REQUIRED WORK
Wherever the string "přihlášky" appears in the records, return the line that holds it.

───── PROVIDED DATA ─────

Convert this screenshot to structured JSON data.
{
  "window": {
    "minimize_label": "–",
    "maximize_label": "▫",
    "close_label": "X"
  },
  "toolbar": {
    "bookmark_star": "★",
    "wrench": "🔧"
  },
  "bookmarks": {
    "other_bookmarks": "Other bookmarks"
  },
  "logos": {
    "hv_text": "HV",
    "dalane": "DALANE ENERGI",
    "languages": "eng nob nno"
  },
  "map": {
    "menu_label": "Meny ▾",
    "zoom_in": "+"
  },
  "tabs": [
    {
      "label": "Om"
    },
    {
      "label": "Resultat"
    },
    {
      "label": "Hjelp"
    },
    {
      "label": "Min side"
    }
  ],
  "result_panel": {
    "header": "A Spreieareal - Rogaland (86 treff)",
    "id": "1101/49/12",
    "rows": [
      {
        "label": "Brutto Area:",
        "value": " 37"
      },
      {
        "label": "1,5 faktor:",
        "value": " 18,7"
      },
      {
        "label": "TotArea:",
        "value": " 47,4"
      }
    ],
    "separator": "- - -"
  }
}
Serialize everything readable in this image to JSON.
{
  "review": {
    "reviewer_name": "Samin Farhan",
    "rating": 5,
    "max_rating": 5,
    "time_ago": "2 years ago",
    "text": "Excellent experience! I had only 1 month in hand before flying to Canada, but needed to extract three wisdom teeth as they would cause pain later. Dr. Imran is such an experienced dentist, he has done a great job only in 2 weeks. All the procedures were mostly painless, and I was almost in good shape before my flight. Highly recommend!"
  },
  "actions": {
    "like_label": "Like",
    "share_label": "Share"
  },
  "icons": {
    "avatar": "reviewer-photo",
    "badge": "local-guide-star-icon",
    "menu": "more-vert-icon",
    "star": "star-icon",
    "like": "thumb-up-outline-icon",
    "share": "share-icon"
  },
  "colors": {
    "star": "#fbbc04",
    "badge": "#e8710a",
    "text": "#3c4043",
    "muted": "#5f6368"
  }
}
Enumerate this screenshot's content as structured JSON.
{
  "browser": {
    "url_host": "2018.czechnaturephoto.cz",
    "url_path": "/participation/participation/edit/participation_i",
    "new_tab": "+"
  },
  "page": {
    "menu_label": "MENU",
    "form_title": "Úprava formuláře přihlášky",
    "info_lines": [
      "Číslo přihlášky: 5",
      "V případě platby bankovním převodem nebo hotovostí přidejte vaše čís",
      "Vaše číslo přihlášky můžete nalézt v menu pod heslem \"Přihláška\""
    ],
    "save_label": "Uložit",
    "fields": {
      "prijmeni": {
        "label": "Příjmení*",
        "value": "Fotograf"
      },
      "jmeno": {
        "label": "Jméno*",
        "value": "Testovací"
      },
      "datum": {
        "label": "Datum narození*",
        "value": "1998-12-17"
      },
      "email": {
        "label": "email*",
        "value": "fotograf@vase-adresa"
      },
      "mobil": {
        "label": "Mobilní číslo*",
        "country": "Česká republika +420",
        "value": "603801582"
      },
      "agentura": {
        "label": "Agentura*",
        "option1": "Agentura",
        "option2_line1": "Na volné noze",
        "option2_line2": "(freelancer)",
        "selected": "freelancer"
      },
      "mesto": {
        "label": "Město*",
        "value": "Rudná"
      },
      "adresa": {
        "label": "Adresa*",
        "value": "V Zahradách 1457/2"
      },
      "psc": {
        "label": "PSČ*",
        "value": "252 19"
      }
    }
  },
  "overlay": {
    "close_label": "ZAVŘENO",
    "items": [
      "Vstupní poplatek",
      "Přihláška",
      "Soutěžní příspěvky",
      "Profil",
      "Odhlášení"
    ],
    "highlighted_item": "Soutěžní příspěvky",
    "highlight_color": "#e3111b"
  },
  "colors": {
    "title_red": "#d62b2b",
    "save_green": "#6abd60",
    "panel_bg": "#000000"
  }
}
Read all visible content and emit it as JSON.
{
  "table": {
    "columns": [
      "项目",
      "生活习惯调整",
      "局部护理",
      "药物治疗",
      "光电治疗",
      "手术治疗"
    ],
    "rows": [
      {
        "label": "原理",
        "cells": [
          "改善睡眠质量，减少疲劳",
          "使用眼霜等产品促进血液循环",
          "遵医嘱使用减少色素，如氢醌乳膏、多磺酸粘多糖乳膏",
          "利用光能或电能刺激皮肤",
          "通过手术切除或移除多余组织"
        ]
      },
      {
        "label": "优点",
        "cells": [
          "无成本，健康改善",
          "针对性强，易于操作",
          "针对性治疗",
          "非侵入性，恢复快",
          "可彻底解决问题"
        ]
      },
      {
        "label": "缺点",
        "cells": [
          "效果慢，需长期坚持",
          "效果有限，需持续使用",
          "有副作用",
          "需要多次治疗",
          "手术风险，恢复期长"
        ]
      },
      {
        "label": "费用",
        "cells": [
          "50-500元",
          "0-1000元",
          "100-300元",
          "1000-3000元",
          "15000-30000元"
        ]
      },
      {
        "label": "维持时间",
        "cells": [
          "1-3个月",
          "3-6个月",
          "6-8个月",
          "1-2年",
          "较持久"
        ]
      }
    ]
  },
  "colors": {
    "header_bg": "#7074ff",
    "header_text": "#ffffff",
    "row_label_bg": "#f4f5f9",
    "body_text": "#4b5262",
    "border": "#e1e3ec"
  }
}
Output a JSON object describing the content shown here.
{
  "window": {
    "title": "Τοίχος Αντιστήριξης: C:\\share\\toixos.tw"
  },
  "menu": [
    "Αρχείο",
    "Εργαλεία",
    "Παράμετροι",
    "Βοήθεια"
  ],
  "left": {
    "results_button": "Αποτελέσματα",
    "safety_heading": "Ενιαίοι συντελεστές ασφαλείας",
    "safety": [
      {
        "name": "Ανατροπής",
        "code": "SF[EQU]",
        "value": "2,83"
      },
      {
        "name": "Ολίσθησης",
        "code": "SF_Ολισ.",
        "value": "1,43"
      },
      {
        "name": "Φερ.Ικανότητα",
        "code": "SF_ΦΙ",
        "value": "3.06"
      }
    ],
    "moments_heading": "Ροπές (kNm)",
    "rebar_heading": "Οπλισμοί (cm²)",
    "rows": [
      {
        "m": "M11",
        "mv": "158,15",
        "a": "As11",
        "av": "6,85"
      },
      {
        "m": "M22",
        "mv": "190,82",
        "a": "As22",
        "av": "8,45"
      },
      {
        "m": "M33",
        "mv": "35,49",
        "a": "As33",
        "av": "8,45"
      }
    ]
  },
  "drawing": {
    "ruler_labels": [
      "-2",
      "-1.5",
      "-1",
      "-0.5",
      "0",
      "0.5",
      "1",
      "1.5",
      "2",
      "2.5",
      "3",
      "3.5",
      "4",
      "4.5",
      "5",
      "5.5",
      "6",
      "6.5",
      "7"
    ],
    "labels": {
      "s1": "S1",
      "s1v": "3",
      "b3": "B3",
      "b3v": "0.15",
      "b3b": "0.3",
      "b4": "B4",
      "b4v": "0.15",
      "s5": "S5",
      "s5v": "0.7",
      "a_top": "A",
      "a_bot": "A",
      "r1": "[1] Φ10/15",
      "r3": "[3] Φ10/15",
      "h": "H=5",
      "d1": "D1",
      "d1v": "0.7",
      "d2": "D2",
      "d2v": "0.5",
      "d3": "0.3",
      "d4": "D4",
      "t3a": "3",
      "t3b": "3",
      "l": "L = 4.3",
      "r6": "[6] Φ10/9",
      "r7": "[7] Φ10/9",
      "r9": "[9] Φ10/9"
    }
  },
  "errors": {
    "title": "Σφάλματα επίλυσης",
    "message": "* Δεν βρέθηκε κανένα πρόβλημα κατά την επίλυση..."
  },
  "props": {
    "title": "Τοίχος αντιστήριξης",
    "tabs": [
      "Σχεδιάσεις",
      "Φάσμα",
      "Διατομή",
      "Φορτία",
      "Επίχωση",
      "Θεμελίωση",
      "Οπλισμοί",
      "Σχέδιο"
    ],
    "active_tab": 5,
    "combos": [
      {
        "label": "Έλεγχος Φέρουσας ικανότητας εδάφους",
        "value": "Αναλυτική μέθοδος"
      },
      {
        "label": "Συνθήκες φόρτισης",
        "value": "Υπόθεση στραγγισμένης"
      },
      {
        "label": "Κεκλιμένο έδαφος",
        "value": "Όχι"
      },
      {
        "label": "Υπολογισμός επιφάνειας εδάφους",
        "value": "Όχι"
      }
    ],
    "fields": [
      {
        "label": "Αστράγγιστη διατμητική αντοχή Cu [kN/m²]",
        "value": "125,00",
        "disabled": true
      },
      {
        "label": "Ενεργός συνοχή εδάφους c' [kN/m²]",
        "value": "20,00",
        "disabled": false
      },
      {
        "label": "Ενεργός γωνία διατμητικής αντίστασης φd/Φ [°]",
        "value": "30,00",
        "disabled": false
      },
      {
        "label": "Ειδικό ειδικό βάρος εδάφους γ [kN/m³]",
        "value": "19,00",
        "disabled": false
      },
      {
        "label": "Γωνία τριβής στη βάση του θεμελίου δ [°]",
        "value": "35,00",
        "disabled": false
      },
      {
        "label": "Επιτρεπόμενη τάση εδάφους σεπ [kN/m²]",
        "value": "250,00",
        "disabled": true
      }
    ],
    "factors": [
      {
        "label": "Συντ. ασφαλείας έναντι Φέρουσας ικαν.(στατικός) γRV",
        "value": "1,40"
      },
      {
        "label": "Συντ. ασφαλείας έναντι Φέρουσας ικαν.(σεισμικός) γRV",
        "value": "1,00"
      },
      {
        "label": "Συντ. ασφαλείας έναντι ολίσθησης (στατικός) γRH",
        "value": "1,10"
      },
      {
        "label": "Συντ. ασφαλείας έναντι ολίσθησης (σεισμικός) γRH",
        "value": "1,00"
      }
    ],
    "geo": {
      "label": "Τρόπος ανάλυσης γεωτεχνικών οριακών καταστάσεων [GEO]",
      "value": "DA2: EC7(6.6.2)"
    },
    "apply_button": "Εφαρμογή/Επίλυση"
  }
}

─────

WRITTEN ANSWER
    "form_title": "Úprava formuláře přihlášky",
      "Číslo přihlášky: 5",
      "Vaše číslo přihlášky můžete nalézt v menu pod heslem \"Přihláška\""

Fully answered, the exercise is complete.